WHAT IS REQUIRED
Reproduce the records word for word, with nothing left out.

[[ MATERIAL TO PROCESS open ]]

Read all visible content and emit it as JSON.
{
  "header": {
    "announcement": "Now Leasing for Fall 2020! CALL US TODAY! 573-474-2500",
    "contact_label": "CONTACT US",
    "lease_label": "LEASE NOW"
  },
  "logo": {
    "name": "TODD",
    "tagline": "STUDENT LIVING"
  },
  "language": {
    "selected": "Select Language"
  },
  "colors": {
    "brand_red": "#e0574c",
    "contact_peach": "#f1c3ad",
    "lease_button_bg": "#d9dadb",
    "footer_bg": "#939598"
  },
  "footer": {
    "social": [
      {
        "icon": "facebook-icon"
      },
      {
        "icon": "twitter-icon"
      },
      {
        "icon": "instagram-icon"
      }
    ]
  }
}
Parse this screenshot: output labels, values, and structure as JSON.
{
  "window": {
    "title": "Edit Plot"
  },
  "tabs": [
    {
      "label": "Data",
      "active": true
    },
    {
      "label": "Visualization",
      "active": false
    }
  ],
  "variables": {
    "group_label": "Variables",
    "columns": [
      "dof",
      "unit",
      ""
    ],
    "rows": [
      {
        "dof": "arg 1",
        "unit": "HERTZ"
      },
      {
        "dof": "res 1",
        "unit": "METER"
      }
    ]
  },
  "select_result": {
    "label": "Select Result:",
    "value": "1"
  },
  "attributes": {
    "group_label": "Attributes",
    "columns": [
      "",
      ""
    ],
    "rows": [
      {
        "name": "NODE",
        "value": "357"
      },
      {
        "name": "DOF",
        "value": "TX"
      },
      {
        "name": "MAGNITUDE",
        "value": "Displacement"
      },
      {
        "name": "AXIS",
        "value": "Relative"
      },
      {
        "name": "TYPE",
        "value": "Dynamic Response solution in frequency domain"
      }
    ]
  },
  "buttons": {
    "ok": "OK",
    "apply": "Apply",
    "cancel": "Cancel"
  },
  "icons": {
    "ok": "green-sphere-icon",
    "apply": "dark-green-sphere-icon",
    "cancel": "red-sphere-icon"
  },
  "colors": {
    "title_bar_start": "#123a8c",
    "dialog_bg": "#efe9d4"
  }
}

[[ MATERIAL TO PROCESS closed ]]

SOLUTION
Read all visible content and emit it as JSON.
{
  "header": {
    "announcement": "Now Leasing for Fall 2020! CALL US TODAY! 573-474-2500",
    "contact_label": "CONTACT US",
    "lease_label": "LEASE NOW"
  },
  "logo": {
    "name": "TODD",
    "tagline": "STUDENT LIVING"
  },
  "language": {
    "selected": "Select Language"
  },
  "colors": {
    "brand_red": "#e0574c",
    "contact_peach": "#f1c3ad",
    "lease_button_bg": "#d9dadb",
    "footer_bg": "#939598"
  },
  "footer": {
    "social": [
      {
        "icon": "facebook-icon"
      },
      {
        "icon": "twitter-icon"
      },
      {
        "icon": "instagram-icon"
      }
    ]
  }
}
Parse this screenshot: output labels, values, and structure as JSON.
{
  "window": {
    "title": "Edit Plot"
  },
  "tabs": [
    {
      "label": "Data",
      "active": true
    },
    {
      "label": "Visualization",
      "active": false
    }
  ],
  "variables": {
    "group_label": "Variables",
    "columns": [
      "dof",
      "unit",
      ""
    ],
    "rows": [
      {
        "dof": "arg 1",
        "unit": "HERTZ"
      },
      {
        "dof": "res 1",
        "unit": "METER"
      }
    ]
  },
  "select_result": {
    "label": "Select Result:",
    "value": "1"
  },
  "attributes": {
    "group_label": "Attributes",
    "columns": [
      "",
      ""
    ],
    "rows": [
      {
        "name": "NODE",
        "value": "357"
      },
      {
        "name": "DOF",
        "value": "TX"
      },
      {
        "name": "MAGNITUDE",
        "value": "Displacement"
      },
      {
        "name": "AXIS",
        "value": "Relative"
      },
      {
        "name": "TYPE",
        "value": "Dynamic Response solution in frequency domain"
      }
    ]
  },
  "buttons": {
    "ok": "OK",
    "apply": "Apply",
    "cancel": "Cancel"
  },
  "icons": {
    "ok": "green-sphere-icon",
    "apply": "dark-green-sphere-icon",
    "cancel": "red-sphere-icon"
  },
  "colors": {
    "title_bar_start": "#123a8c",
    "dialog_bg": "#efe9d4"
  }
}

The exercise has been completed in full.